For book collectors Lashly is best known for his Diary, one of the great and elusive rarities of Antarcticana. 75 numbered copies of this slim volume were issued by the University of Reading in 1938-39 "for private circulation." In 1996 a copy fetched $6250. The diary (along with Lashly's Discovery diary) was published with additional material by Gollancz and Taplinger in 1969 under the title Under Scott's Command: Lashly's Antarctic Diaries, edited by Commander A. R. Ellis.
Lashly was born in Hambledon near Portsmouth in Hampshire. In 1932 he returned to this village and built a house (207) which he called Minna Bluff, after the peninsula that juts out from Mt Discovery 46 miles south of McMurdo Station (and named for Sir Clements Markham's wife, Minna). The house still stands on West Street, owned now by an elderly couple who bought it from Lashly's daughter in 1941. The name Minna Bluff still graces the entrance gate. The house is an attractive though modest brick, hipped-roof building set back from the road. The Lashly name is perpetuated in the village by Lashly Meadow, a road serving a new housing estate (302).
Another Lashly house may be found in the western section of Cardiff at 17 Mayfield Avenue (155). Following the First World War, Lashly was offered a job with the Board of Trade in Cardiff. He lived here until his return to Hambledon in 1932. Number 17 is in a row of well-preserved and architecturally interesting two-story brick terrace houses.

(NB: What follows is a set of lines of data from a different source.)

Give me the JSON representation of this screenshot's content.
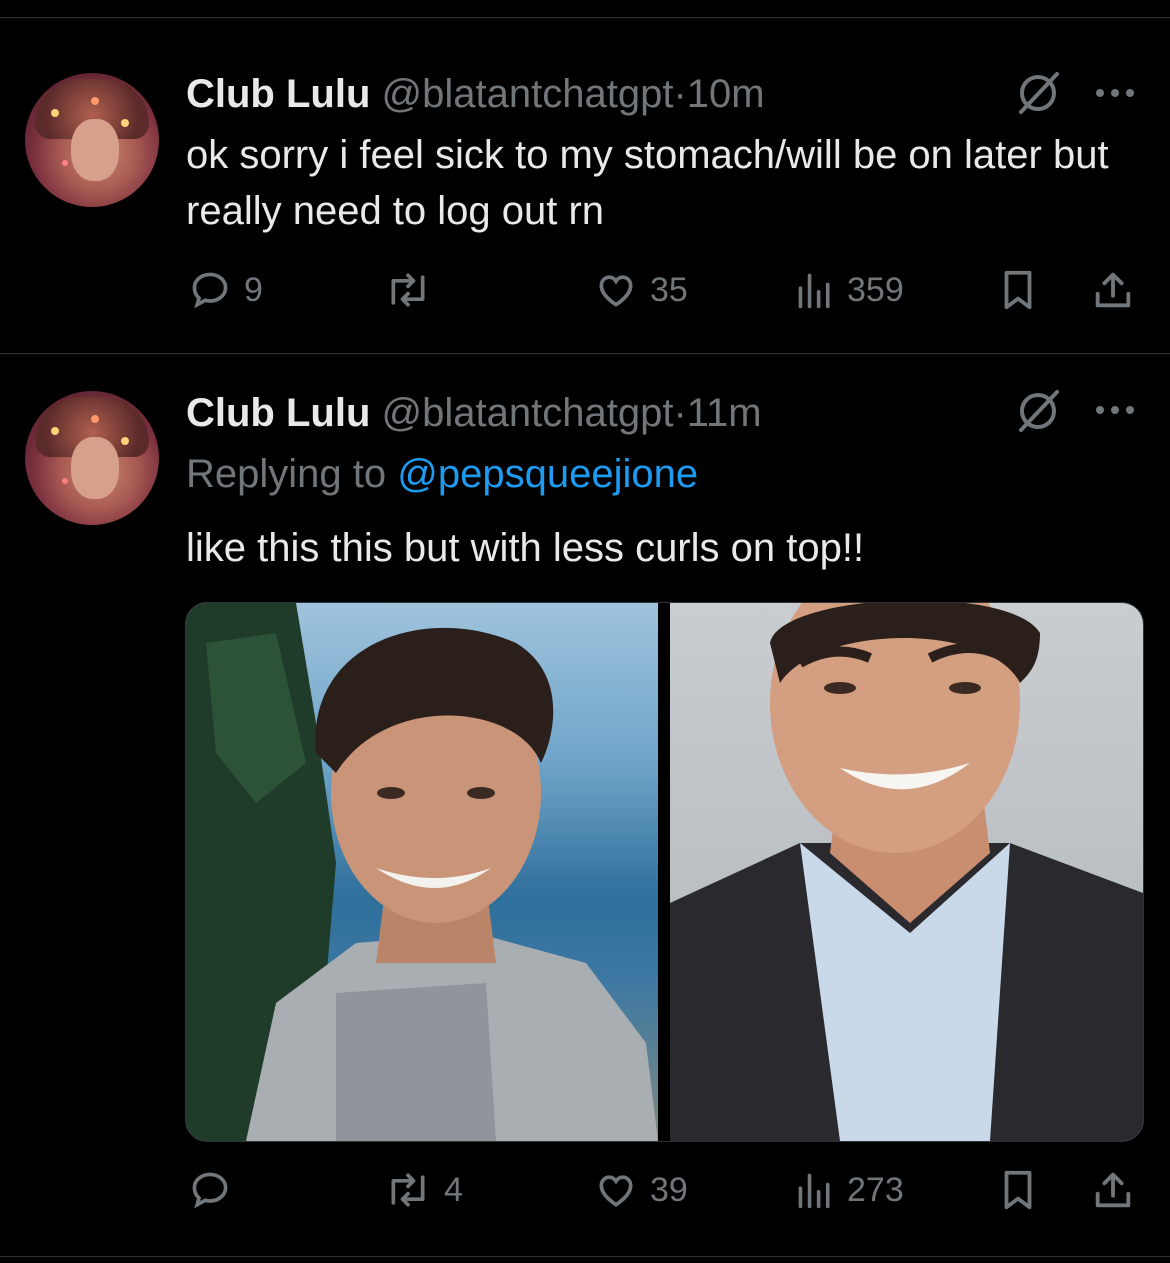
{
  "tweets": [
    {
      "name": "Club Lulu",
      "handle": "@blatantchatgpt",
      "separator": "·",
      "time": "10m",
      "text": "ok sorry i feel sick to my stomach/will be on later but really need to log out rn",
      "stats": {
        "replies": "9",
        "reposts": "",
        "likes": "35",
        "views": "359"
      }
    },
    {
      "name": "Club Lulu",
      "handle": "@blatantchatgpt",
      "separator": "·",
      "time": "11m",
      "replying_prefix": "Replying to",
      "replying_to": "@pepsqueejione",
      "text": "like this this but with less curls on top!!",
      "stats": {
        "replies": "",
        "reposts": "4",
        "likes": "39",
        "views": "273"
      }
    }
  ],
  "colors": {
    "background": "#000000",
    "text": "#e7e9ea",
    "muted": "#71767b",
    "link": "#1d9bf0",
    "divider": "#2f3336"
  }
}
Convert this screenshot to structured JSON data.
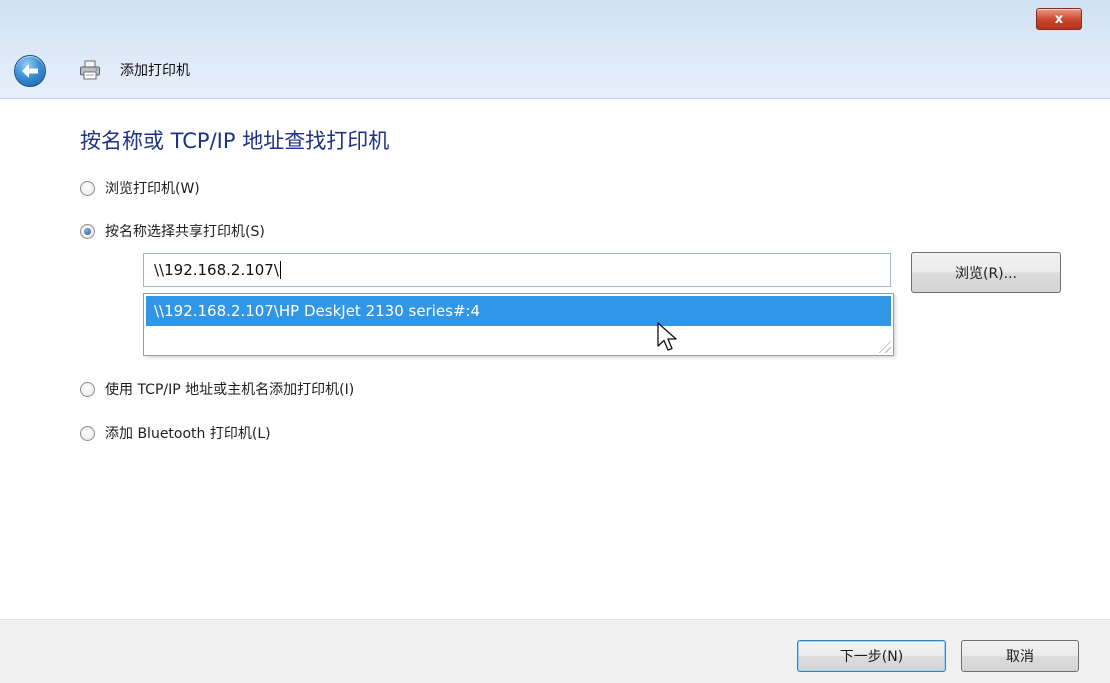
{
  "window": {
    "title": "添加打印机",
    "close_label": "x"
  },
  "content": {
    "heading": "按名称或 TCP/IP 地址查找打印机",
    "options": [
      {
        "label": "浏览打印机(W)",
        "checked": false
      },
      {
        "label": "按名称选择共享打印机(S)",
        "checked": true
      },
      {
        "label": "使用 TCP/IP 地址或主机名添加打印机(I)",
        "checked": false
      },
      {
        "label": "添加 Bluetooth 打印机(L)",
        "checked": false
      }
    ],
    "share_input_value": "\\\\192.168.2.107\\",
    "browse_label": "浏览(R)...",
    "suggestion": "\\\\192.168.2.107\\HP DeskJet 2130 series#:4"
  },
  "footer": {
    "next_label": "下一步(N)",
    "cancel_label": "取消"
  },
  "colors": {
    "heading": "#1e3287",
    "selection": "#3296e6",
    "close_button": "#c9452c"
  },
  "icons": [
    "back-arrow-icon",
    "printer-icon",
    "close-icon",
    "mouse-cursor-icon",
    "resize-grip-icon"
  ]
}
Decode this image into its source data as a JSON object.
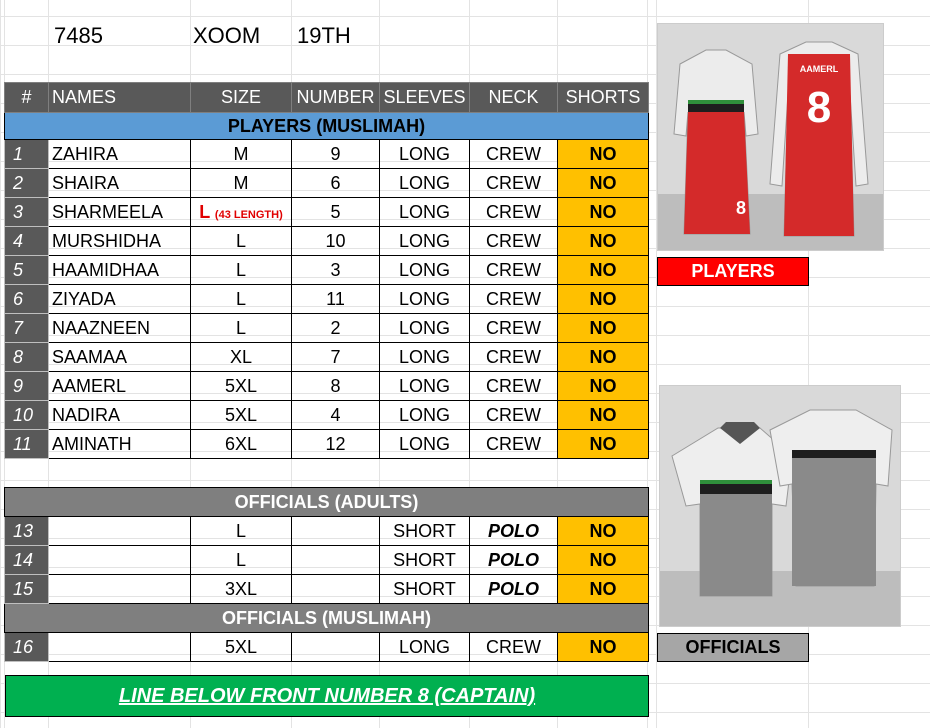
{
  "header": {
    "order_no": "7485",
    "client": "XOOM",
    "date": "19TH"
  },
  "columns": [
    "#",
    "NAMES",
    "SIZE",
    "NUMBER",
    "SLEEVES",
    "NECK",
    "SHORTS"
  ],
  "sections": {
    "players": "PLAYERS (MUSLIMAH)",
    "officials_adults": "OFFICIALS (ADULTS)",
    "officials_muslimah": "OFFICIALS (MUSLIMAH)"
  },
  "players": [
    {
      "idx": "1",
      "name": "ZAHIRA",
      "size": "M",
      "number": "9",
      "sleeves": "LONG",
      "neck": "CREW",
      "shorts": "NO"
    },
    {
      "idx": "2",
      "name": "SHAIRA",
      "size": "M",
      "number": "6",
      "sleeves": "LONG",
      "neck": "CREW",
      "shorts": "NO"
    },
    {
      "idx": "3",
      "name": "SHARMEELA",
      "size": "L",
      "size_note": "(43 LENGTH)",
      "number": "5",
      "sleeves": "LONG",
      "neck": "CREW",
      "shorts": "NO"
    },
    {
      "idx": "4",
      "name": "MURSHIDHA",
      "size": "L",
      "number": "10",
      "sleeves": "LONG",
      "neck": "CREW",
      "shorts": "NO"
    },
    {
      "idx": "5",
      "name": "HAAMIDHAA",
      "size": "L",
      "number": "3",
      "sleeves": "LONG",
      "neck": "CREW",
      "shorts": "NO"
    },
    {
      "idx": "6",
      "name": "ZIYADA",
      "size": "L",
      "number": "11",
      "sleeves": "LONG",
      "neck": "CREW",
      "shorts": "NO"
    },
    {
      "idx": "7",
      "name": "NAAZNEEN",
      "size": "L",
      "number": "2",
      "sleeves": "LONG",
      "neck": "CREW",
      "shorts": "NO"
    },
    {
      "idx": "8",
      "name": "SAAMAA",
      "size": "XL",
      "number": "7",
      "sleeves": "LONG",
      "neck": "CREW",
      "shorts": "NO"
    },
    {
      "idx": "9",
      "name": "AAMERL",
      "size": "5XL",
      "number": "8",
      "sleeves": "LONG",
      "neck": "CREW",
      "shorts": "NO"
    },
    {
      "idx": "10",
      "name": "NADIRA",
      "size": "5XL",
      "number": "4",
      "sleeves": "LONG",
      "neck": "CREW",
      "shorts": "NO"
    },
    {
      "idx": "11",
      "name": "AMINATH",
      "size": "6XL",
      "number": "12",
      "sleeves": "LONG",
      "neck": "CREW",
      "shorts": "NO"
    }
  ],
  "officials_adults": [
    {
      "idx": "13",
      "name": "",
      "size": "L",
      "number": "",
      "sleeves": "SHORT",
      "neck": "POLO",
      "shorts": "NO"
    },
    {
      "idx": "14",
      "name": "",
      "size": "L",
      "number": "",
      "sleeves": "SHORT",
      "neck": "POLO",
      "shorts": "NO"
    },
    {
      "idx": "15",
      "name": "",
      "size": "3XL",
      "number": "",
      "sleeves": "SHORT",
      "neck": "POLO",
      "shorts": "NO"
    }
  ],
  "officials_muslimah": [
    {
      "idx": "16",
      "name": "",
      "size": "5XL",
      "number": "",
      "sleeves": "LONG",
      "neck": "CREW",
      "shorts": "NO"
    }
  ],
  "mockups": {
    "players_label": "PLAYERS",
    "officials_label": "OFFICIALS",
    "jersey_name": "AAMERL",
    "jersey_number": "8"
  },
  "footer_note": "LINE BELOW FRONT NUMBER 8 (CAPTAIN)",
  "colors": {
    "shorts_no": "#ffc000",
    "section_blue": "#5b9bd5",
    "header_gray": "#595959",
    "players_red": "#ff0000",
    "footer_green": "#00b050"
  }
}
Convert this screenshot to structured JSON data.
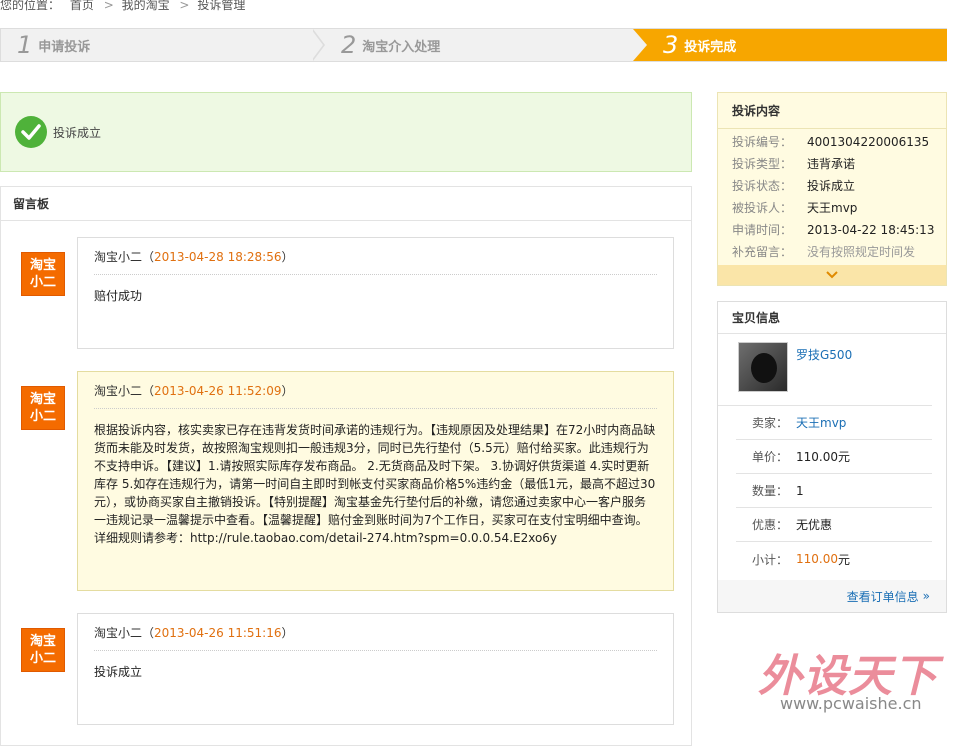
{
  "breadcrumb": {
    "prefix": "您的位置：",
    "items": [
      "首页",
      "我的淘宝",
      "投诉管理"
    ],
    "separator": ">"
  },
  "steps": [
    {
      "num": "1",
      "label": "申请投诉"
    },
    {
      "num": "2",
      "label": "淘宝介入处理"
    },
    {
      "num": "3",
      "label": "投诉完成"
    }
  ],
  "success": {
    "text": "投诉成立"
  },
  "board": {
    "title": "留言板",
    "messages": [
      {
        "avatar": [
          "淘宝",
          "小二"
        ],
        "author": "淘宝小二",
        "time": "2013-04-28 18:28:56",
        "body": "赔付成功"
      },
      {
        "avatar": [
          "淘宝",
          "小二"
        ],
        "author": "淘宝小二",
        "time": "2013-04-26 11:52:09",
        "body": "根据投诉内容，核实卖家已存在违背发货时间承诺的违规行为。【违规原因及处理结果】在72小时内商品缺货而未能及时发货，故按照淘宝规则扣一般违规3分，同时已先行垫付（5.5元）赔付给买家。此违规行为不支持申诉。【建议】1.请按照实际库存发布商品。 2.无货商品及时下架。 3.协调好供货渠道 4.实时更新库存 5.如存在违规行为，请第一时间自主即时到帐支付买家商品价格5%违约金（最低1元，最高不超过30元），或协商买家自主撤销投诉。【特别提醒】淘宝基金先行垫付后的补缴，请您通过卖家中心一客户服务一违规记录一温馨提示中查看。【温馨提醒】赔付金到账时间为7个工作日，买家可在支付宝明细中查询。详细规则请参考：http://rule.taobao.com/detail-274.htm?spm=0.0.0.54.E2xo6y"
      },
      {
        "avatar": [
          "淘宝",
          "小二"
        ],
        "author": "淘宝小二",
        "time": "2013-04-26 11:51:16",
        "body": "投诉成立"
      }
    ]
  },
  "complaint": {
    "title": "投诉内容",
    "rows": [
      {
        "k": "投诉编号：",
        "v": "4001304220006135"
      },
      {
        "k": "投诉类型：",
        "v": "违背承诺"
      },
      {
        "k": "投诉状态：",
        "v": "投诉成立"
      },
      {
        "k": "被投诉人：",
        "v": "天王mvp"
      },
      {
        "k": "申请时间：",
        "v": "2013-04-22 18:45:13"
      },
      {
        "k": "补充留言：",
        "v": "没有按照规定时间发"
      }
    ],
    "expand_icon": "chevron-down-icon"
  },
  "item": {
    "title": "宝贝信息",
    "name": "罗技G500",
    "seller_label": "卖家：",
    "seller": "天王mvp",
    "price_label": "单价：",
    "price": "110.00元",
    "qty_label": "数量：",
    "qty": "1",
    "discount_label": "优惠：",
    "discount": "无优惠",
    "subtotal_label": "小计：",
    "subtotal_num": "110.00",
    "subtotal_unit": "元",
    "view_order": "查看订单信息"
  },
  "watermark": {
    "text": "外设天下",
    "url": "www.pcwaishe.cn"
  },
  "colors": {
    "accent": "#f7a600",
    "avatar": "#f46b00",
    "success_bg": "#eef9e3",
    "link": "#1b6fb5"
  }
}
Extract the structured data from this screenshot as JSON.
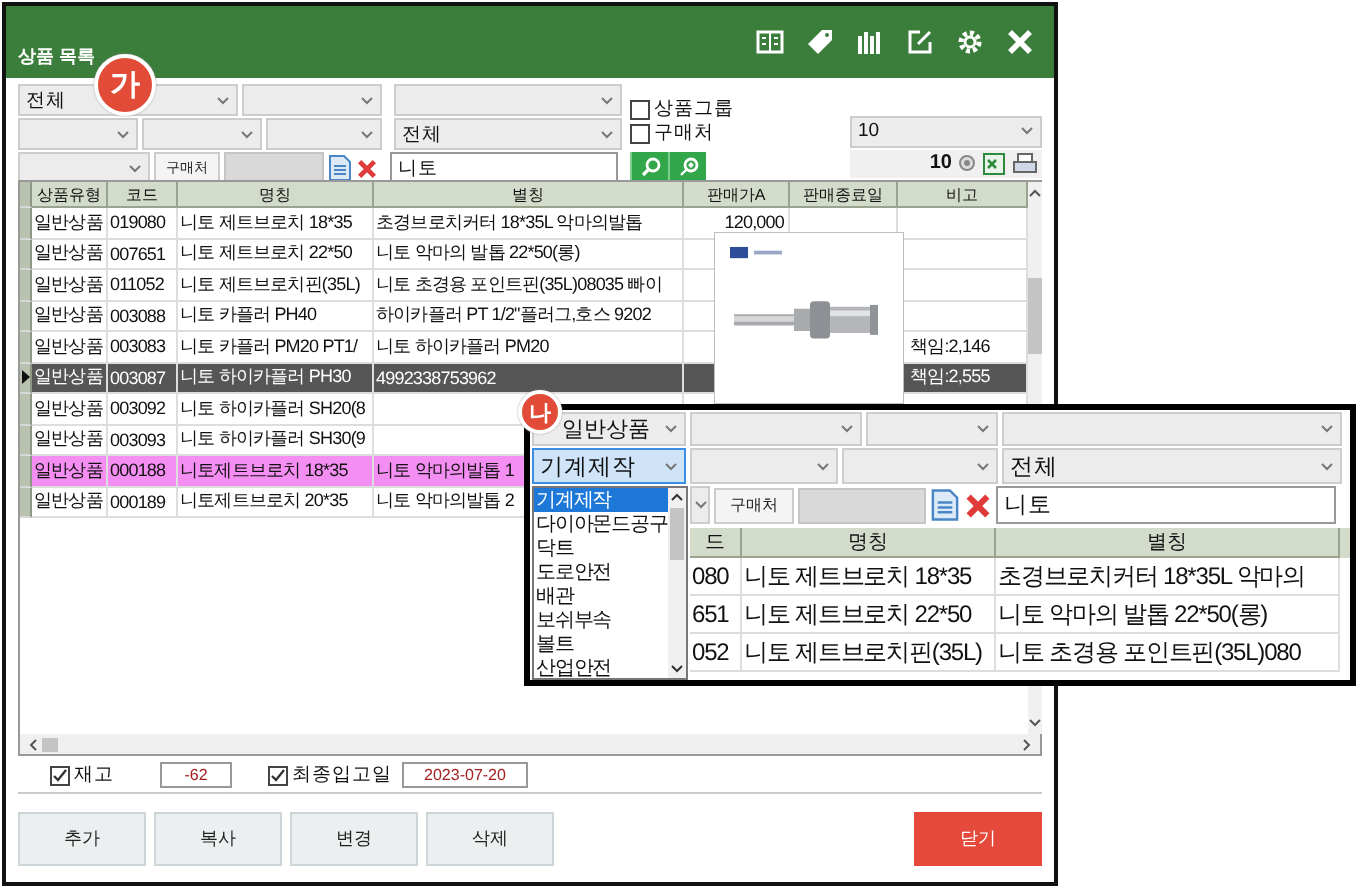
{
  "window": {
    "title": "상품 목록"
  },
  "filters": {
    "badge": "가",
    "category_select": "전체",
    "type_select": "전체",
    "product_group": {
      "label": "상품그룹",
      "checked": false
    },
    "supplier_filter": {
      "label": "구매처",
      "checked": false
    },
    "supplier_button": "구매처",
    "search": {
      "value": "니토"
    },
    "page_size": "10",
    "count": "10"
  },
  "table": {
    "columns": [
      "상품유형",
      "코드",
      "명칭",
      "별칭",
      "판매가A",
      "판매종료일",
      "비고"
    ],
    "rows": [
      {
        "type": "일반상품",
        "code": "019080",
        "name": "니토 제트브로치 18*35",
        "alias": "초경브로치커터 18*35L 악마의발톱",
        "price": "120,000",
        "selected": false,
        "highlighted": false
      },
      {
        "type": "일반상품",
        "code": "007651",
        "name": "니토 제트브로치 22*50",
        "alias": "니토 악마의 발톱 22*50(롱)",
        "selected": false,
        "highlighted": false
      },
      {
        "type": "일반상품",
        "code": "011052",
        "name": "니토 제트브로치핀(35L)",
        "alias": "니토 초경용 포인트핀(35L)08035 빠이",
        "selected": false,
        "highlighted": false
      },
      {
        "type": "일반상품",
        "code": "003088",
        "name": "니토 카플러 PH40",
        "alias": "하이카플러 PT 1/2\"플러그,호스  9202",
        "selected": false,
        "highlighted": false
      },
      {
        "type": "일반상품",
        "code": "003083",
        "name": "니토 카플러 PM20 PT1/",
        "alias": "니토 하이카플러 PM20",
        "note": "책임:2,146",
        "selected": false,
        "highlighted": false
      },
      {
        "type": "일반상품",
        "code": "003087",
        "name": "니토 하이카플러 PH30",
        "alias": "4992338753962",
        "note": "책임:2,555",
        "selected": true,
        "highlighted": false
      },
      {
        "type": "일반상품",
        "code": "003092",
        "name": "니토 하이카플러 SH20(8",
        "selected": false,
        "highlighted": false
      },
      {
        "type": "일반상품",
        "code": "003093",
        "name": "니토 하이카플러 SH30(9",
        "selected": false,
        "highlighted": false
      },
      {
        "type": "일반상품",
        "code": "000188",
        "name": "니토제트브로치 18*35",
        "alias": "니토 악마의발톱 1",
        "selected": false,
        "highlighted": true
      },
      {
        "type": "일반상품",
        "code": "000189",
        "name": "니토제트브로치 20*35",
        "alias": "니토 악마의발톱 2",
        "selected": false,
        "highlighted": false
      }
    ]
  },
  "inset": {
    "badge": "나",
    "type_select": "일반상품",
    "category_select": "기계제작",
    "category_options": [
      {
        "label": "기계제작",
        "selected": true
      },
      {
        "label": "다이아몬드공구",
        "selected": false
      },
      {
        "label": "닥트",
        "selected": false
      },
      {
        "label": "도로안전",
        "selected": false
      },
      {
        "label": "배관",
        "selected": false
      },
      {
        "label": "보쉬부속",
        "selected": false
      },
      {
        "label": "볼트",
        "selected": false
      },
      {
        "label": "산업안전",
        "selected": false
      }
    ],
    "group_select": "전체",
    "supplier_button": "구매처",
    "search": {
      "value": "니토"
    },
    "columns": [
      "드",
      "명칭",
      "별칭"
    ],
    "rows": [
      [
        "080",
        "니토 제트브로치 18*35",
        "초경브로치커터 18*35L 악마의"
      ],
      [
        "651",
        "니토 제트브로치 22*50",
        "니토 악마의 발톱 22*50(롱)"
      ],
      [
        "052",
        "니토 제트브로치핀(35L)",
        "니토 초경용 포인트핀(35L)080"
      ]
    ]
  },
  "footer": {
    "stock": {
      "label": "재고",
      "checked": true,
      "value": "-62"
    },
    "last_received": {
      "label": "최종입고일",
      "checked": true,
      "value": "2023-07-20"
    },
    "buttons": [
      "추가",
      "복사",
      "변경",
      "삭제"
    ],
    "close_button": "닫기"
  }
}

Update 17 March 2000: Markham gives 18 Dumbarton Street, Buckland, Portsmouth (453), as Mrs Lashly's address at the time of the Discovery expedition (Antarctic Obsession, p. 96). Edgar Evans lived in Buckland as well; the area of the address (52 Chapel Street) was extensively redeveloped, the house being demolished, suggesting that the same may have been the fate of Lashly's house. Dumbarton Street itself is not shown on modern maps.